From the data, copy out every line in which the word "text" appears.

━━━━

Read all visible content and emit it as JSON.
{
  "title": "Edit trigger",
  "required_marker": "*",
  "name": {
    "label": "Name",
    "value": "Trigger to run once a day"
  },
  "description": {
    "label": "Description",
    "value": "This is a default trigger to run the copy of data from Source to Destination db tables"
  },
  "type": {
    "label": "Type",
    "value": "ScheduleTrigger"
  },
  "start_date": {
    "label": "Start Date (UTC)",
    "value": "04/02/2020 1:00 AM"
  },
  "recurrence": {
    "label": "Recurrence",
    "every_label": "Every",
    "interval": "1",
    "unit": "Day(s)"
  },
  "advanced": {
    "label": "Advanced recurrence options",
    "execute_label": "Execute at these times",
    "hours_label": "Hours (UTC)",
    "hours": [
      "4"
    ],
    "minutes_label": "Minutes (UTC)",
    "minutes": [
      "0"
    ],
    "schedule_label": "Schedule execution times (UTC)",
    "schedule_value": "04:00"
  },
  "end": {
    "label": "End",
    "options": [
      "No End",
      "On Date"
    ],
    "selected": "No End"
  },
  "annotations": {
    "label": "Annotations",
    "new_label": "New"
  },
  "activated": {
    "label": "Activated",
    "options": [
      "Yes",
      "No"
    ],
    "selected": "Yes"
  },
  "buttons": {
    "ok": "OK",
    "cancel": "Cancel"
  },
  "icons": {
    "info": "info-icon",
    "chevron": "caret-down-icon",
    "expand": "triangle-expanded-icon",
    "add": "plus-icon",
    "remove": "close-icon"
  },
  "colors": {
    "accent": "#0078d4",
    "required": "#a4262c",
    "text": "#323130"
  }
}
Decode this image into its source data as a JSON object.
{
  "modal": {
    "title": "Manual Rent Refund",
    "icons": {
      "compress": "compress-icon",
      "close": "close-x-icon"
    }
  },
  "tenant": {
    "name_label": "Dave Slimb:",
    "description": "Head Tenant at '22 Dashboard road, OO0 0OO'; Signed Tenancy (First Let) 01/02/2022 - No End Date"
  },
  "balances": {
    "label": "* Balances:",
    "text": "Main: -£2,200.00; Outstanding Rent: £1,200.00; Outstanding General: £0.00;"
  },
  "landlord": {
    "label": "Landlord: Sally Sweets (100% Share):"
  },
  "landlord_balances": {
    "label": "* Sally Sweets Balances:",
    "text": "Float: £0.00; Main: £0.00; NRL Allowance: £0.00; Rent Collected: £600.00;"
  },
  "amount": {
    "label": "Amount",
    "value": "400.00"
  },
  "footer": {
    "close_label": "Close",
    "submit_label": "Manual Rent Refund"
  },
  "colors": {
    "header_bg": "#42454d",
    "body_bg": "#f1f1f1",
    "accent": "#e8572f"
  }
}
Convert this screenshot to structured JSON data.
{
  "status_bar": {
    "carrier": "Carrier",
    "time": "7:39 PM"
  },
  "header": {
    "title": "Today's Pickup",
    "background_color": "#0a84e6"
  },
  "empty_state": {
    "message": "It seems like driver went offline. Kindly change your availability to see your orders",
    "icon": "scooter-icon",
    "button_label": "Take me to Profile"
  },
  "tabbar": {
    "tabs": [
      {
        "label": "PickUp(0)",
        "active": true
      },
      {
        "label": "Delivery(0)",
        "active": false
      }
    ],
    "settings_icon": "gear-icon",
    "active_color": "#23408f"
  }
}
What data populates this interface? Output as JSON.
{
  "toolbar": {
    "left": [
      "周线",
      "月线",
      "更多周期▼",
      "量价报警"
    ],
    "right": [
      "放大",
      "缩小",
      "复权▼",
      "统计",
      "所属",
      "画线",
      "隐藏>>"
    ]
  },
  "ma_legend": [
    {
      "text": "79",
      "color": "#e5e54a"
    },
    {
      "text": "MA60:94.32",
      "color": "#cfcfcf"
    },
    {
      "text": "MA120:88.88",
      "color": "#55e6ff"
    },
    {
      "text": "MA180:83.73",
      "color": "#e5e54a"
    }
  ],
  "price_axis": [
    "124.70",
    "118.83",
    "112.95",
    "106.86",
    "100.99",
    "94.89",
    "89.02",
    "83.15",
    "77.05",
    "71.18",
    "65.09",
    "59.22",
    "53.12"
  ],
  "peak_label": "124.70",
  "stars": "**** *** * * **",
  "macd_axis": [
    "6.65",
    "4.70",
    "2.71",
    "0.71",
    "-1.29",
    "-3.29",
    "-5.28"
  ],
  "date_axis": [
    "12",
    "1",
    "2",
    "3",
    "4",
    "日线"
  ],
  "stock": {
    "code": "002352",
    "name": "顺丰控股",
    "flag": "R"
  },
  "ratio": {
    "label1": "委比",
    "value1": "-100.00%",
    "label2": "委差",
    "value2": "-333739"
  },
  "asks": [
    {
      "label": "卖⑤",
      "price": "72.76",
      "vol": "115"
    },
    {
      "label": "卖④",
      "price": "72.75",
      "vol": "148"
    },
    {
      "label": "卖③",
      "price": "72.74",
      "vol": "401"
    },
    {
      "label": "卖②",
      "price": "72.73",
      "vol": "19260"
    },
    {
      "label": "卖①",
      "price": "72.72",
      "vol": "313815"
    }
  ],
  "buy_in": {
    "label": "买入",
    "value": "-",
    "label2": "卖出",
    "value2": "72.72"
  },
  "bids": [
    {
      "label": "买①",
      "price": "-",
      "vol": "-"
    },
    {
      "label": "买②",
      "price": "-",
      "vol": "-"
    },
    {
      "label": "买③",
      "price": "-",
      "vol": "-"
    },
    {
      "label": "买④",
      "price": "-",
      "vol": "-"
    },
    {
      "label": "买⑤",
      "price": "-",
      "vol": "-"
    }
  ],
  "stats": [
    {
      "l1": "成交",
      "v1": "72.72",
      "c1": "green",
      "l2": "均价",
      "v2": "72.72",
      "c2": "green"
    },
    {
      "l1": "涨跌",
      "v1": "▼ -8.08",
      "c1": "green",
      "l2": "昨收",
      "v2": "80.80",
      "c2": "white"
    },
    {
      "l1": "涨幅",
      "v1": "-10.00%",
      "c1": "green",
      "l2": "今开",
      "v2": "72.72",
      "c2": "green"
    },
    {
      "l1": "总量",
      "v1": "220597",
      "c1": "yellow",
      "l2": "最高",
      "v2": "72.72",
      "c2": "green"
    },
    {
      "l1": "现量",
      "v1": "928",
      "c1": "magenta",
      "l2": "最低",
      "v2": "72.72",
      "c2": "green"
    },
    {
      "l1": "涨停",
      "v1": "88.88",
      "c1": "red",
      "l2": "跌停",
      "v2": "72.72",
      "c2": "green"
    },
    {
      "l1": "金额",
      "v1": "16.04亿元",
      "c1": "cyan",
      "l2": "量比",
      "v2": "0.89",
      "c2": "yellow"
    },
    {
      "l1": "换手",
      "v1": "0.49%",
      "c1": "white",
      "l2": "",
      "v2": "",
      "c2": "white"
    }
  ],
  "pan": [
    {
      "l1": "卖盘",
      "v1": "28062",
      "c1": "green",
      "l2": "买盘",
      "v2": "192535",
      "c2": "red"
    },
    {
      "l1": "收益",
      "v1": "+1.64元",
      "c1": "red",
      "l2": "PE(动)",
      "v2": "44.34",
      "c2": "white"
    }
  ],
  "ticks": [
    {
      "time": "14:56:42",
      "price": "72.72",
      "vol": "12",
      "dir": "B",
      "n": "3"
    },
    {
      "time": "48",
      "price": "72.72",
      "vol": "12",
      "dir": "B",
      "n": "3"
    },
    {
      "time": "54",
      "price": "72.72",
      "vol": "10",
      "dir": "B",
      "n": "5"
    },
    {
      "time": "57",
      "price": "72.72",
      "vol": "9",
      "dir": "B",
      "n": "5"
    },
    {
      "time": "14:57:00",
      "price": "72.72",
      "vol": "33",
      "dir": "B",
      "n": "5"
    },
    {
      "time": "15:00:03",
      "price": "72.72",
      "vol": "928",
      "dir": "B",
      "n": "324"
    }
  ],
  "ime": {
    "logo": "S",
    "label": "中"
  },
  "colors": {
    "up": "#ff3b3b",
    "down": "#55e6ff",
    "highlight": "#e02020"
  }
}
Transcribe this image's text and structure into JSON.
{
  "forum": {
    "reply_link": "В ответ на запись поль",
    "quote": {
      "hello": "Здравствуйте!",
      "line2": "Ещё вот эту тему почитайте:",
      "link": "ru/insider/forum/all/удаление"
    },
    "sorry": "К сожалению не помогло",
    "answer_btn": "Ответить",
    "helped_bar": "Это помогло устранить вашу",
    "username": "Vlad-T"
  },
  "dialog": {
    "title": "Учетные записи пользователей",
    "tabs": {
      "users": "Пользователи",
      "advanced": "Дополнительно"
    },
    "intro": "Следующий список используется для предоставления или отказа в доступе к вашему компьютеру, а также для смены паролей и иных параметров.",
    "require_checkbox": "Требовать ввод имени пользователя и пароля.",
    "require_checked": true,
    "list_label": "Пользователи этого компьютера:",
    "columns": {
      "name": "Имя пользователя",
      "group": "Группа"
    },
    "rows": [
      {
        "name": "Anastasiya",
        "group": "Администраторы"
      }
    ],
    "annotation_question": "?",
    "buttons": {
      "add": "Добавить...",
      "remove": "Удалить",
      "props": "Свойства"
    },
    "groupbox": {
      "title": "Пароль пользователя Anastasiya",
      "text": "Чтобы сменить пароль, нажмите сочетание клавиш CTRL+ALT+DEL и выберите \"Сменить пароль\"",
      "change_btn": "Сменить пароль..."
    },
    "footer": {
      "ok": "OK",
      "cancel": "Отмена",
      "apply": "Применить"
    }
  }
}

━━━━

SOLUTION TO THE PROBLEM:
    "text": "#323130"
    "text": "Main: -£2,200.00; Outstanding Rent: £1,200.00; Outstanding General: £0.00;"
    "text": "Float: £0.00; Main: £0.00; NRL Allowance: £0.00; Rent Collected: £600.00;"
      "text": "79",
      "text": "MA60:94.32",
      "text": "MA120:88.88",
      "text": "MA180:83.73",
Transcribe this image's text and structure into JSON.
      "text": "Чтобы сменить пароль, нажмите сочетание клавиш CTRL+ALT+DEL и выберите \"Сменить пароль\"",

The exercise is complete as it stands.